Can. J. Bot. 65(8): 1556. 1987.
Common Name: none
Synonym: Armillaria albolanaripes
Cap 3-15 cm broad, convex, expanding to nearly plane, sometimes with a low umbo; margin incurved becoming decurved at maturity, young sporocarps often appendiculate from veil fragments; surface sticky when moist, appressed fibrillose to squamulose, brownish at the disc shading to a yellowish margin; context thick, white, except a thin yellowish zone below the cuticle, unchanging; odor and taste mild.
Gills close, adnexed to notched, moderately broad, edges toothed, pallid at first, then yellowish.
Stipe 3-9 cm tall, 1.5-3.5 cm thick, solid, becoming stuffed at maturity, equal to tapering to an enlarged base; surface white to cream at the apex more or less glabrous, covered below with coarse, white scales, the latter often arranged in concentric zones and tending to become yellowish (at least the edges) in age; partial veil cottony-floccose leaving fragments on the young cap margin or forming a fragile, often torn, superior cottony ring.
Spores 6-7.5 x 3.5-4.5 µm, elliptical, smooth, weakly amyloid; spore print white.
Solitary or in small groups under conifers; fruiting from late fall to mid-winter and again in the spring.
Edible and excellent, a greatly under appreciated mushroom.
An attractive mushroom, Floccularia albolanaripes is also distinctive. It is recognized by a yellowish-brown, appressed fibrillose cap which is often appendiculate with veil fragments when young, ragged gill edges, and shaggy white to yellowish scales on the stipe below the veil.
Atkinson, G.F. (1908). Notes on some new species of fungi from the United States. Annales Mycologici 6: 54-62. (Protologue)
Desjardin, D.E., Wood, M.G. & Stevens, F.A. (2015). California Mushrooms: The Comprehensive Identification Guide. Timber Press: Portland, OR. 560 p.
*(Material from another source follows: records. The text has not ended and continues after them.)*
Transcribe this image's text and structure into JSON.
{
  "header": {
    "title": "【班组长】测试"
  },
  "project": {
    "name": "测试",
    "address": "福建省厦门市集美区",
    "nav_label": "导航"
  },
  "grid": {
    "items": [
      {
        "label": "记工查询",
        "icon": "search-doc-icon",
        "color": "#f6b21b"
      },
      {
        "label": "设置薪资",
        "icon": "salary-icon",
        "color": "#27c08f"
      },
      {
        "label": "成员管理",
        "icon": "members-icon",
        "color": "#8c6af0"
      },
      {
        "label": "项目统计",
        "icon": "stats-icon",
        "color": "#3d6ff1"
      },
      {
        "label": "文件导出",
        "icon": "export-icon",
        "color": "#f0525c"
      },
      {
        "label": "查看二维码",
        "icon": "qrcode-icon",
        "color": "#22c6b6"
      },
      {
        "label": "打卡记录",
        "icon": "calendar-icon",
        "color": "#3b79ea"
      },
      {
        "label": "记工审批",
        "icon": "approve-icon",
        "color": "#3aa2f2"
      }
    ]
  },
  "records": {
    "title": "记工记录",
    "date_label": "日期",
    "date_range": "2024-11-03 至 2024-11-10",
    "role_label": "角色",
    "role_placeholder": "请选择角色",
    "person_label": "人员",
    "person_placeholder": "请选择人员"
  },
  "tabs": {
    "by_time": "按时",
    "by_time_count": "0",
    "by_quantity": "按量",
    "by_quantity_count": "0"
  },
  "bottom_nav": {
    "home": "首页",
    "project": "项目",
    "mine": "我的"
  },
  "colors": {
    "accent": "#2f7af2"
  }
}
Redhead, S.A. (1987). The Xerulaceae (Basidiomycetes), a family with sarcodimitic tissues. Can. J. Bot. 65: 1551-1562.
Smith, A.H. (1949). Mushrooms in their Natural Habitats. Sawyer's Inc: Portland, OR. 626 p.